▶ YOUR TASK
Where a record holds a picture, leave the picture out; otherwise repeat every record exactly.

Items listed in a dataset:
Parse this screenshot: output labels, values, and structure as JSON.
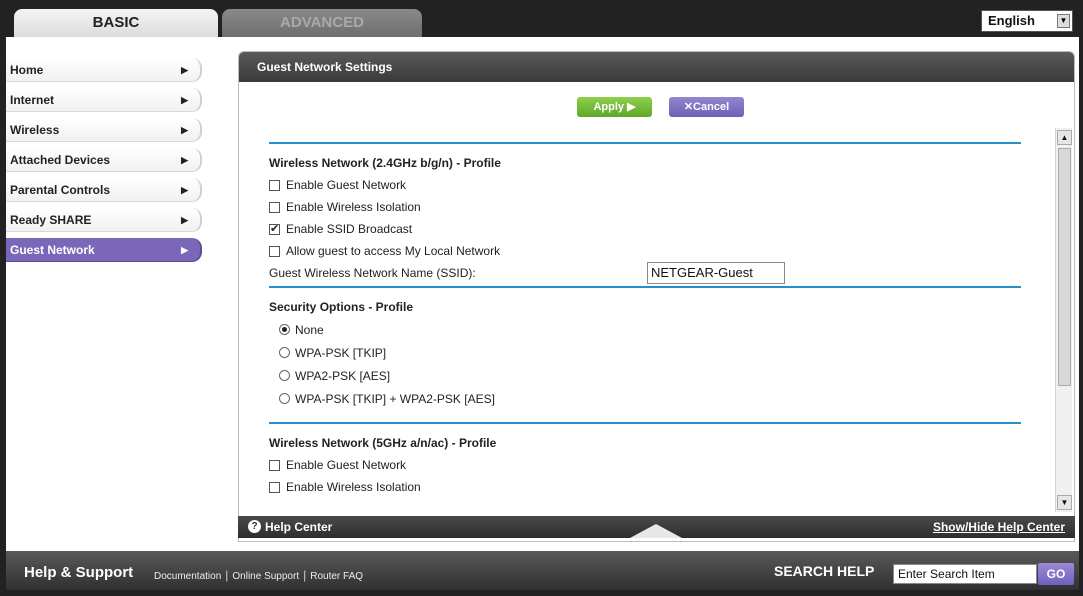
{
  "tabs": {
    "basic": "BASIC",
    "advanced": "ADVANCED"
  },
  "language": {
    "selected": "English"
  },
  "sidebar": {
    "items": [
      {
        "label": "Home"
      },
      {
        "label": "Internet"
      },
      {
        "label": "Wireless"
      },
      {
        "label": "Attached Devices"
      },
      {
        "label": "Parental Controls"
      },
      {
        "label": "Ready SHARE"
      },
      {
        "label": "Guest Network",
        "active": true
      }
    ]
  },
  "panel": {
    "title": "Guest Network Settings",
    "apply_label": "Apply ▶",
    "cancel_label": "✕Cancel"
  },
  "section_24": {
    "title": "Wireless Network (2.4GHz b/g/n) - Profile",
    "enable_guest": {
      "label": "Enable Guest Network",
      "checked": false
    },
    "wireless_isolation": {
      "label": "Enable Wireless Isolation",
      "checked": false
    },
    "ssid_broadcast": {
      "label": "Enable SSID Broadcast",
      "checked": true
    },
    "local_access": {
      "label": "Allow guest to access My Local Network",
      "checked": false
    },
    "ssid_label": "Guest Wireless Network Name (SSID):",
    "ssid_value": "NETGEAR-Guest"
  },
  "security": {
    "title": "Security Options - Profile",
    "options": [
      {
        "label": "None",
        "selected": true
      },
      {
        "label": "WPA-PSK [TKIP]",
        "selected": false
      },
      {
        "label": "WPA2-PSK [AES]",
        "selected": false
      },
      {
        "label": "WPA-PSK [TKIP] + WPA2-PSK [AES]",
        "selected": false
      }
    ]
  },
  "section_5": {
    "title": "Wireless Network (5GHz a/n/ac) - Profile",
    "enable_guest": {
      "label": "Enable Guest Network",
      "checked": false
    },
    "wireless_isolation": {
      "label": "Enable Wireless Isolation",
      "checked": false
    }
  },
  "help_center": {
    "title": "Help Center",
    "toggle": "Show/Hide Help Center"
  },
  "footer": {
    "title": "Help & Support",
    "links": [
      "Documentation",
      "Online Support",
      "Router FAQ"
    ],
    "search_label": "SEARCH HELP",
    "search_placeholder": "Enter Search Item",
    "go_label": "GO"
  },
  "colors": {
    "accent_purple": "#7a67b8",
    "apply_green": "#6fb732",
    "rule_blue": "#2a8dc6"
  },
  "icons": {
    "help": "question-circle-icon",
    "nav_arrow": "triangle-right-icon",
    "dropdown": "chevron-down-icon"
  }
}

▶ ANSWER TO THIS TASK
Parse this screenshot: output labels, values, and structure as JSON.
{
  "tabs": {
    "basic": "BASIC",
    "advanced": "ADVANCED"
  },
  "language": {
    "selected": "English"
  },
  "sidebar": {
    "items": [
      {
        "label": "Home"
      },
      {
        "label": "Internet"
      },
      {
        "label": "Wireless"
      },
      {
        "label": "Attached Devices"
      },
      {
        "label": "Parental Controls"
      },
      {
        "label": "Ready SHARE"
      },
      {
        "label": "Guest Network",
        "active": true
      }
    ]
  },
  "panel": {
    "title": "Guest Network Settings",
    "apply_label": "Apply ▶",
    "cancel_label": "✕Cancel"
  },
  "section_24": {
    "title": "Wireless Network (2.4GHz b/g/n) - Profile",
    "enable_guest": {
      "label": "Enable Guest Network",
      "checked": false
    },
    "wireless_isolation": {
      "label": "Enable Wireless Isolation",
      "checked": false
    },
    "ssid_broadcast": {
      "label": "Enable SSID Broadcast",
      "checked": true
    },
    "local_access": {
      "label": "Allow guest to access My Local Network",
      "checked": false
    },
    "ssid_label": "Guest Wireless Network Name (SSID):",
    "ssid_value": "NETGEAR-Guest"
  },
  "security": {
    "title": "Security Options - Profile",
    "options": [
      {
        "label": "None",
        "selected": true
      },
      {
        "label": "WPA-PSK [TKIP]",
        "selected": false
      },
      {
        "label": "WPA2-PSK [AES]",
        "selected": false
      },
      {
        "label": "WPA-PSK [TKIP] + WPA2-PSK [AES]",
        "selected": false
      }
    ]
  },
  "section_5": {
    "title": "Wireless Network (5GHz a/n/ac) - Profile",
    "enable_guest": {
      "label": "Enable Guest Network",
      "checked": false
    },
    "wireless_isolation": {
      "label": "Enable Wireless Isolation",
      "checked": false
    }
  },
  "help_center": {
    "title": "Help Center",
    "toggle": "Show/Hide Help Center"
  },
  "footer": {
    "title": "Help & Support",
    "links": [
      "Documentation",
      "Online Support",
      "Router FAQ"
    ],
    "search_label": "SEARCH HELP",
    "search_placeholder": "Enter Search Item",
    "go_label": "GO"
  },
  "colors": {
    "accent_purple": "#7a67b8",
    "apply_green": "#6fb732",
    "rule_blue": "#2a8dc6"
  },
  "icons": {
    "help": "question-circle-icon",
    "nav_arrow": "triangle-right-icon",
    "dropdown": "chevron-down-icon"
  }
}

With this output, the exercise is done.